the three topics named in the title of this book: Christianity, antiquity, and Enlightenment, are not meant merely to describe the contents of the various chapters it contains. a narrative is implied in their selection and arrangement, and embedded ...
Josiah Royce’s late masterpiece, ’The Problem of Christianity’, is based on a series of lectures he delivered at Manchester College, Oxford, in 1913. It presents his philosophical interpretation of Christianity’s fundamental ideas--community, sin, atonement, and saving grace; shows their relevance to the current confluence of world religions; and grounds his position upon a personal transformation into genuine loyalty toward the community of the entire human family. (publisher, edited).
Applied Christian Ethics addresses selected themes in Christian social ethics. Part one shows the roots of contributors in the realist school; part two focuses on different levels of the significance of economics for social justice; and part three deals with both existential experience and government policy in war and peace issues.
In the moral and spiritual vacuum left in Russia by the fall of the Soviet Union in 1989-1991, some of the thinkers who first opposed the Leninist revolution of 1917 have come to a new prominence, and among these is the religious philosopher Nikolai Berdyaev (1874-1948). He expressed a passionate protest against the revolution and was clearly the most comprehensive contemporary critic of the revolutionary project from a Christian perspective. From his consistently religious perspective he foresaw with precision much of (...) the inhuman and tyrannical potential of the revolutionary project. (shrink)

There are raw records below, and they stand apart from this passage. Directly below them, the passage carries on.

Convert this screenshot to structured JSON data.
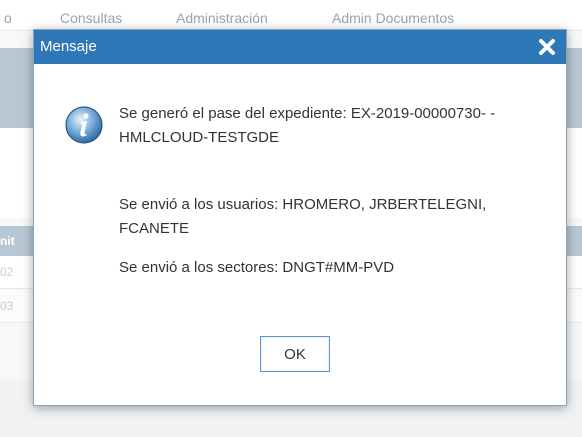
{
  "background": {
    "nav_items": [
      "o",
      "Consultas",
      "Administración",
      "Admin Documentos"
    ],
    "side_fragments": [
      "nit",
      "02",
      "03"
    ]
  },
  "dialog": {
    "title": "Mensaje",
    "close_label": "✖",
    "icon": "info-icon",
    "message_line1": "Se generó el pase del expediente: EX-2019-00000730- -HMLCLOUD-TESTGDE",
    "message_line2": "Se envió a los usuarios: HROMERO, JRBERTELEGNI, FCANETE",
    "message_line3": "Se envió a los sectores: DNGT#MM-PVD",
    "ok_label": "OK"
  },
  "colors": {
    "titlebar": "#2f78b8",
    "band": "#b8c7d4",
    "ok_border": "#5b98d0"
  }
}
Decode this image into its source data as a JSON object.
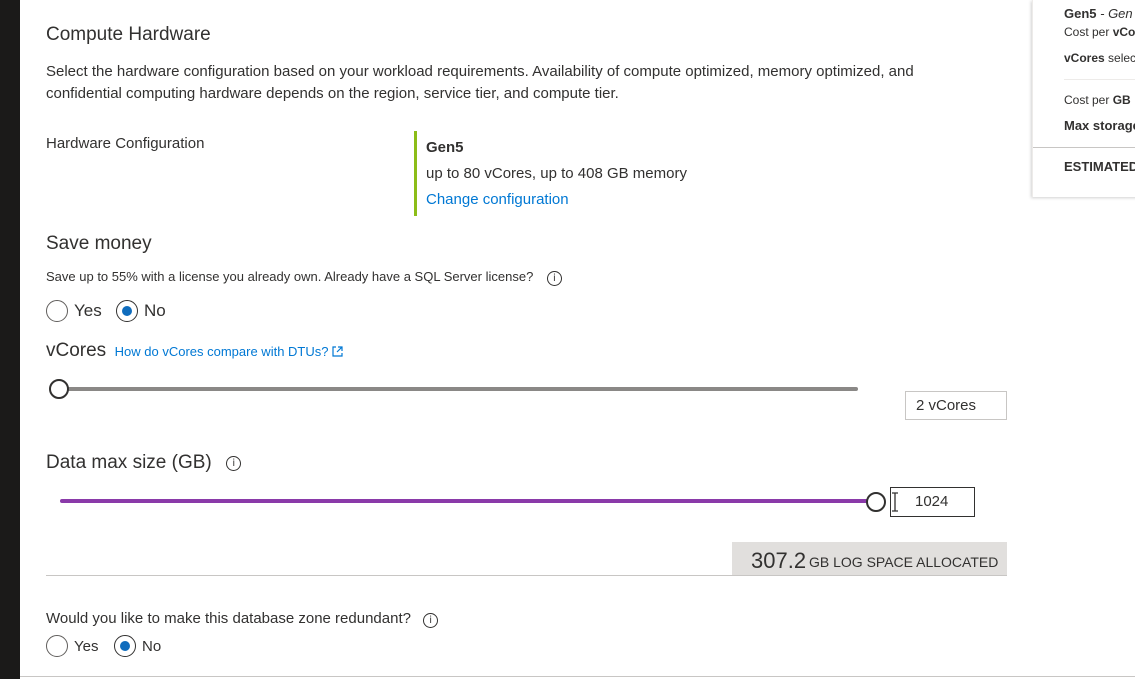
{
  "compute": {
    "title": "Compute Hardware",
    "description_line1": "Select the hardware configuration based on your workload requirements. Availability of compute optimized, memory optimized, and",
    "description_line2": "confidential computing hardware depends on the region, service tier, and compute tier.",
    "hw_label": "Hardware Configuration",
    "hw_name": "Gen5",
    "hw_detail": "up to 80 vCores, up to 408 GB memory",
    "change_link": "Change configuration",
    "accent_color": "#8cbd18"
  },
  "save_money": {
    "title": "Save money",
    "description": "Save up to 55% with a license you already own. Already have a SQL Server license?",
    "info_icon": "info-icon",
    "yes_label": "Yes",
    "no_label": "No",
    "selected": "No"
  },
  "vcores": {
    "title": "vCores",
    "link": "How do vCores compare with DTUs?",
    "link_icon": "external-link-icon",
    "value_text": "2 vCores",
    "slider_fraction": 0.0
  },
  "data_max": {
    "title": "Data max size (GB)",
    "info_icon": "info-icon",
    "value": "1024",
    "slider_fraction": 1.0,
    "slider_color": "#8a3aa9",
    "log_value": "307.2",
    "log_label": "GB LOG SPACE ALLOCATED"
  },
  "zone": {
    "question": "Would you like to make this database zone redundant?",
    "info_icon": "info-icon",
    "yes_label": "Yes",
    "no_label": "No",
    "selected": "No"
  },
  "summary_panel": {
    "gen_bold": "Gen5",
    "gen_rest": " - Gen",
    "cost_vcore_prefix": "Cost per ",
    "cost_vcore_bold": "vCo",
    "vcores_selected_bold": "vCores",
    "vcores_selected_rest": " selec",
    "cost_gb_prefix": "Cost per ",
    "cost_gb_bold": "GB",
    "max_storage": "Max storage",
    "estimated": "ESTIMATED"
  }
}
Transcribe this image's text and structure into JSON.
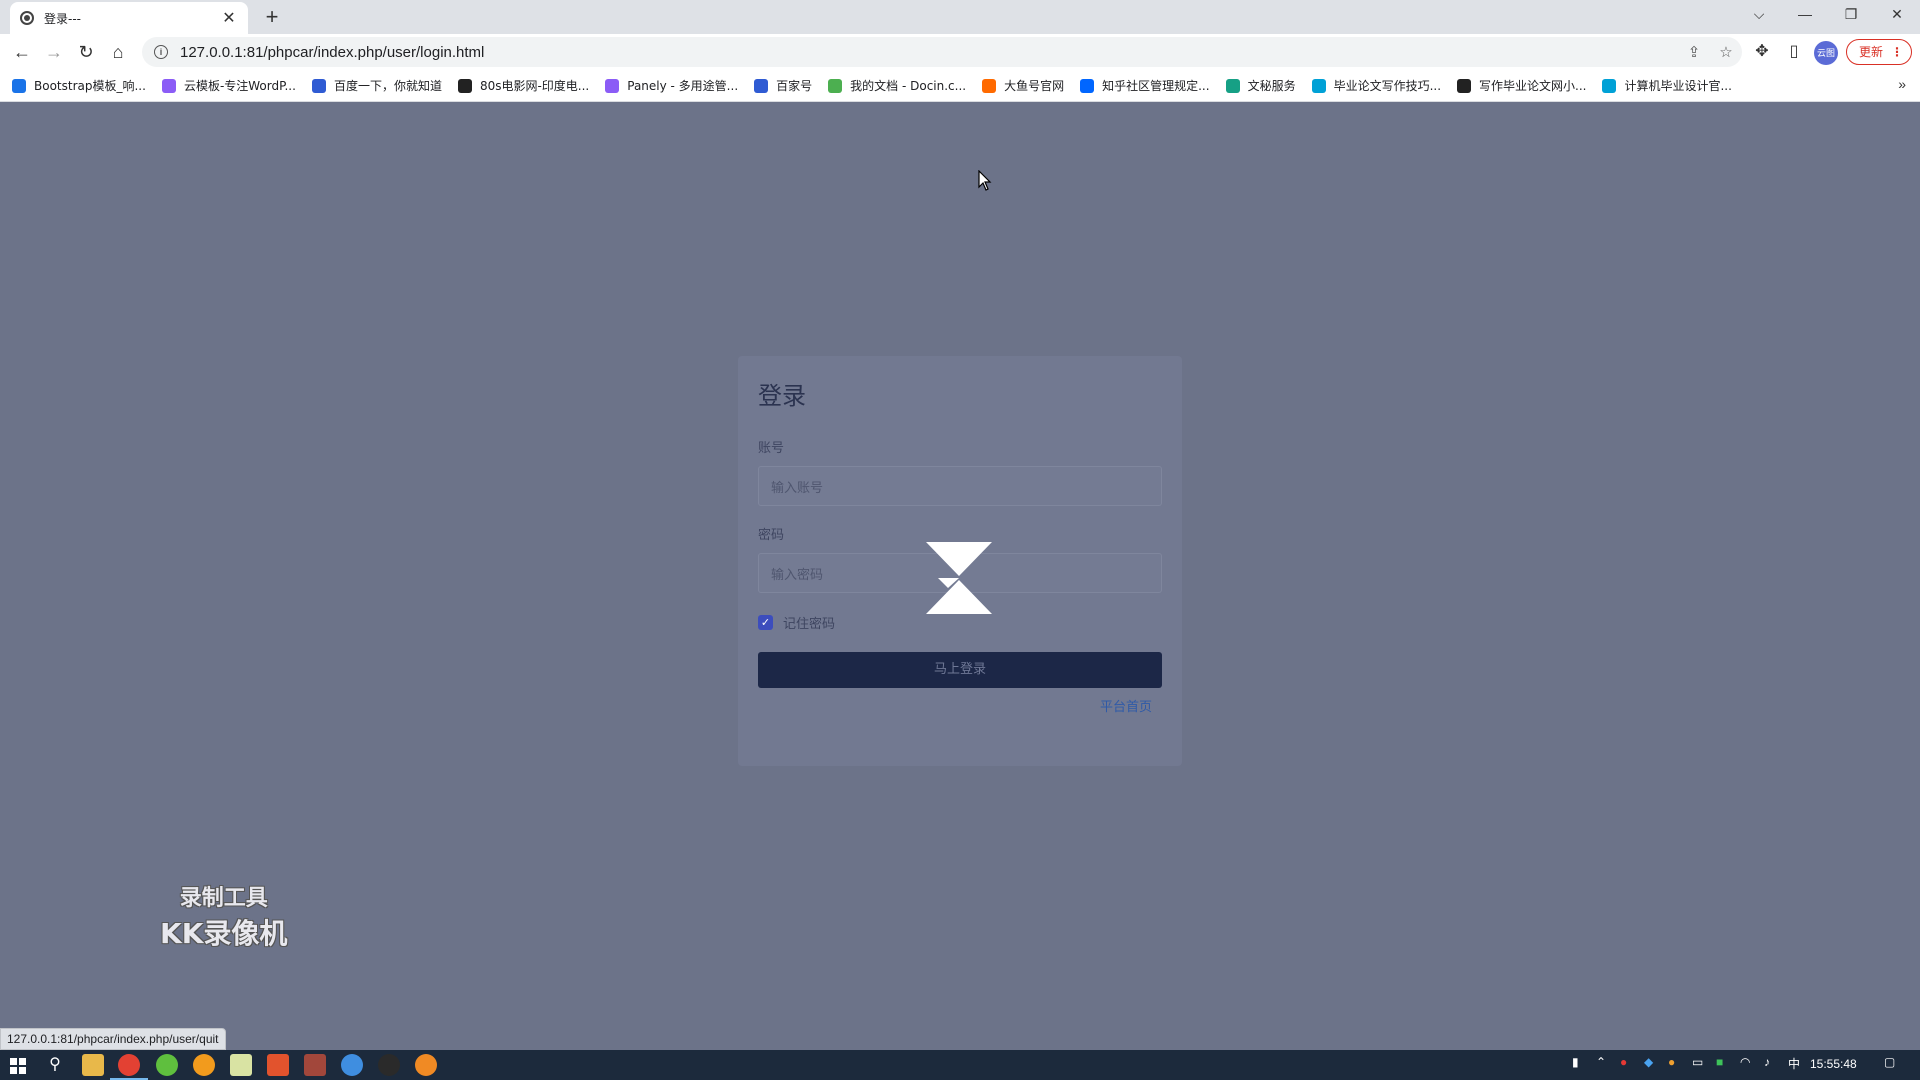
{
  "browser": {
    "tab_title": "登录---",
    "url": "127.0.0.1:81/phpcar/index.php/user/login.html",
    "update_label": "更新",
    "avatar_label": "云图"
  },
  "bookmarks": [
    {
      "label": "Bootstrap模板_响...",
      "color": "#1a73e8"
    },
    {
      "label": "云模板-专注WordP...",
      "color": "#8b5cf6"
    },
    {
      "label": "百度一下，你就知道",
      "color": "#2f5bd3"
    },
    {
      "label": "80s电影网-印度电...",
      "color": "#222222"
    },
    {
      "label": "Panely - 多用途管...",
      "color": "#8b5cf6"
    },
    {
      "label": "百家号",
      "color": "#2f5bd3"
    },
    {
      "label": "我的文档 - Docin.c...",
      "color": "#4caf50"
    },
    {
      "label": "大鱼号官网",
      "color": "#ff6a00"
    },
    {
      "label": "知乎社区管理规定...",
      "color": "#0066ff"
    },
    {
      "label": "文秘服务",
      "color": "#16a085"
    },
    {
      "label": "毕业论文写作技巧...",
      "color": "#00a1d6"
    },
    {
      "label": "写作毕业论文网小...",
      "color": "#222222"
    },
    {
      "label": "计算机毕业设计官...",
      "color": "#00a1d6"
    }
  ],
  "login": {
    "title": "登录",
    "account_label": "账号",
    "account_placeholder": "输入账号",
    "password_label": "密码",
    "password_placeholder": "输入密码",
    "remember_label": "记住密码",
    "remember_checked": true,
    "submit_label": "马上登录",
    "home_link": "平台首页"
  },
  "watermark": {
    "line1": "录制工具",
    "line2": "KK录像机"
  },
  "status_url": "127.0.0.1:81/phpcar/index.php/user/quit",
  "taskbar": {
    "clock": "15:55:48",
    "ime": "中"
  },
  "colors": {
    "overlay": "#6c7389",
    "primary_button": "#1c2747",
    "link": "#2f5aa8",
    "checkbox": "#3c4dbd"
  }
}
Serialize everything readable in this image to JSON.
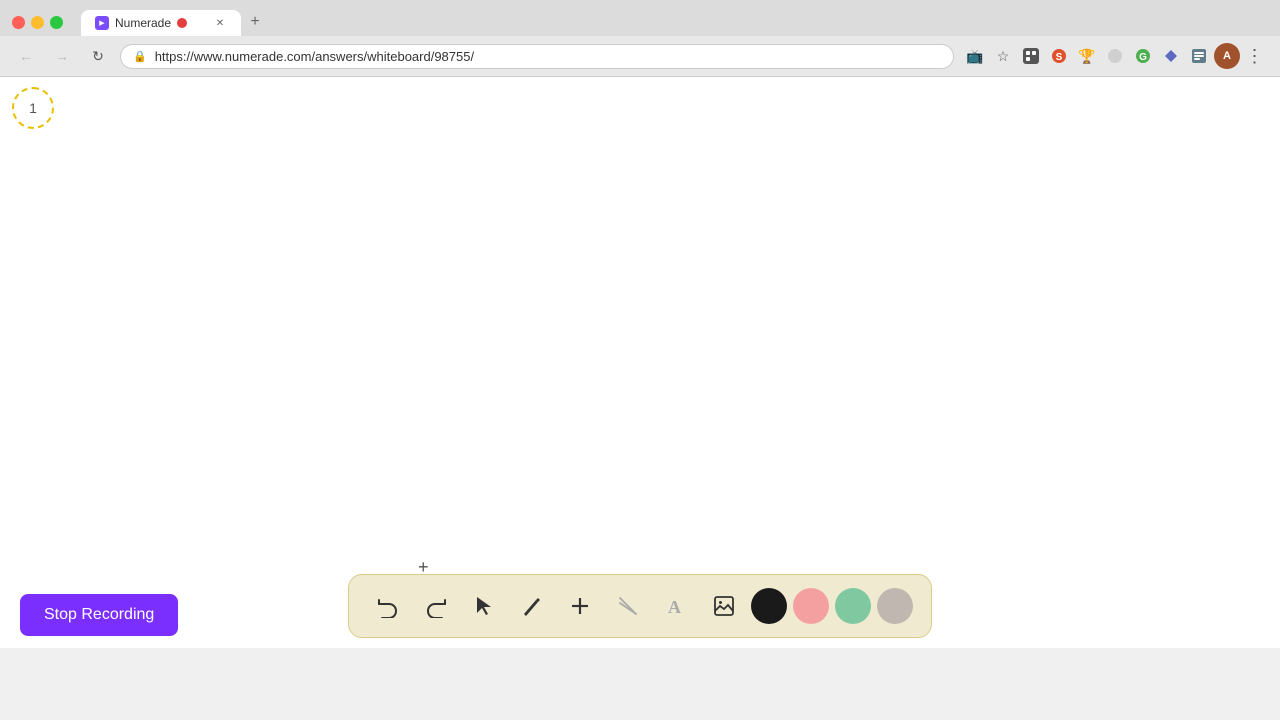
{
  "browser": {
    "tab": {
      "title": "Numerade",
      "favicon_label": "numerade-favicon",
      "close_label": "✕"
    },
    "new_tab_label": "+",
    "nav": {
      "back_label": "←",
      "forward_label": "→",
      "reload_label": "↻",
      "url": "https://www.numerade.com/answers/whiteboard/98755/",
      "lock_icon": "🔒"
    }
  },
  "whiteboard": {
    "page_number": "1",
    "cursor_symbol": "+"
  },
  "toolbar": {
    "undo_label": "↺",
    "redo_label": "↻",
    "select_label": "▲",
    "pen_label": "✏",
    "add_label": "+",
    "eraser_label": "✂",
    "text_label": "A",
    "image_label": "🖼",
    "colors": [
      {
        "name": "black",
        "class": "color-black"
      },
      {
        "name": "pink",
        "class": "color-pink"
      },
      {
        "name": "green",
        "class": "color-green"
      },
      {
        "name": "gray",
        "class": "color-gray"
      }
    ]
  },
  "stop_recording": {
    "label": "Stop Recording"
  }
}
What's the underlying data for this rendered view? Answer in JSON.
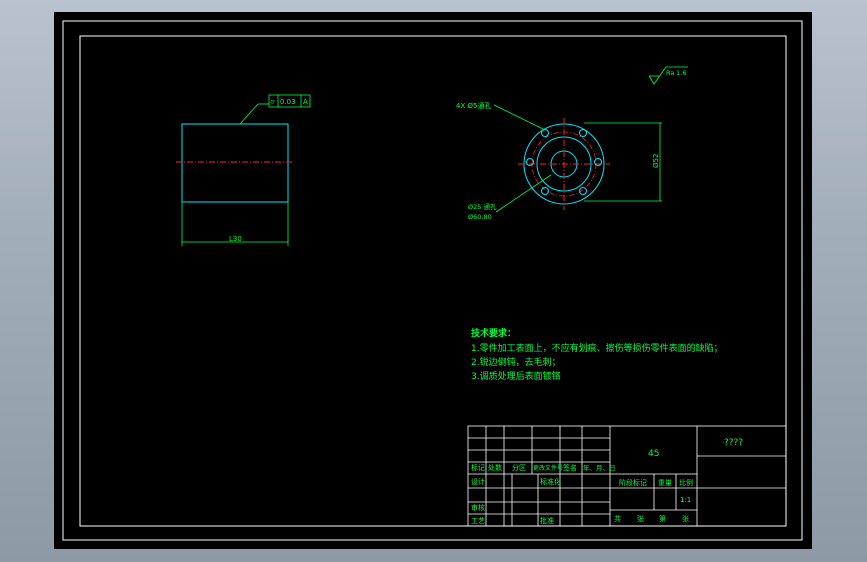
{
  "gdt": {
    "symbol": "⌭",
    "tolerance": "0.03",
    "datum": "A"
  },
  "roughness": {
    "value": "1.6",
    "prefix": "Ra"
  },
  "dims": {
    "length": "L30",
    "height": "Ø52",
    "holes": "4X Ø5通孔",
    "bore_top": "Ø25 通孔",
    "bore_bottom": "Ø60.80"
  },
  "tech": {
    "title": "技术要求：",
    "items": [
      "1.零件加工表面上，不应有划痕、擦伤等损伤零件表面的缺陷；",
      "2.锐边倒钝，去毛刺；",
      "3.调质处理后表面镀铬"
    ]
  },
  "titleblock": {
    "material": "45",
    "name": "????",
    "headers": [
      "标记",
      "处数",
      "分区",
      "更改文件号",
      "签名",
      "年、月、日"
    ],
    "rows": [
      "设计",
      "审核",
      "工艺"
    ],
    "std": "标准化",
    "approve": "批准",
    "stage": "阶段标记",
    "weight": "重量",
    "ratio_label": "比例",
    "ratio": "1:1",
    "sheets": [
      "共",
      "张",
      "第",
      "张"
    ]
  }
}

What is it for there to be a God, and what reason is there for supposing him to conform to the claims of Christian doctrine? In this pivotal volume of his tetralogy, Richard Swinburne builds a rigorous metaphysical system for describing the world, and applies this to assessing the worth of the Christian tenets of the Trinity and the Incarnation. Part I is dedicated to analyzing the categories needed to address accounts of the divine nature--substance, cause, time, and necessity. Part (...) II begins by setting out, in terms of these categories, the fundamental doctrine of Western religions--that there is a God. After pointing out some of the different ways in which this doctrine can be developed, Swinburne spells out the simplest possible account of divine nature. He then goes on to clarify the implications of this account for the specifically Christian doctrines of the Trinity (that God is "three persons in one substance") and of the Incarnation (that God became incarnate in Jesus Christ). Swinburne finds that there are good reasons to believe the Christian additions to the core Western idea of God. The Christian God builds upon Swinburne's acclaimed previous work to form a self-contained text which will no doubt become a classic in the philosophy of religion. (shrink)
In Early Christian Ethics in Interaction with Jewish and Greco-Roman Contexts experts from various fields analyze the process of transformation of early Christian ethics because of the ongoing interaction with Jewish, Greco-Roman and ...
ABSTRACTThe article discusses the reception of Schelling’s philosophy by the young Paul Tillich. During his study on the theological faculty of the University of Halle from 1905 until 1907 Tillich was influenced by the Fichte interpretation of Fritz Medicus. Tillich uses Fichte’s philosophy as a theoretical frame for a modern theology. The problems from this Fichte reception lay in the concept of freedom as autonomy. In Schelling’s philosophy, especially in his concept of freedom as the possibility to come into contradiction (...) with oneself, the young Tillich finds the solution for these problems. (shrink)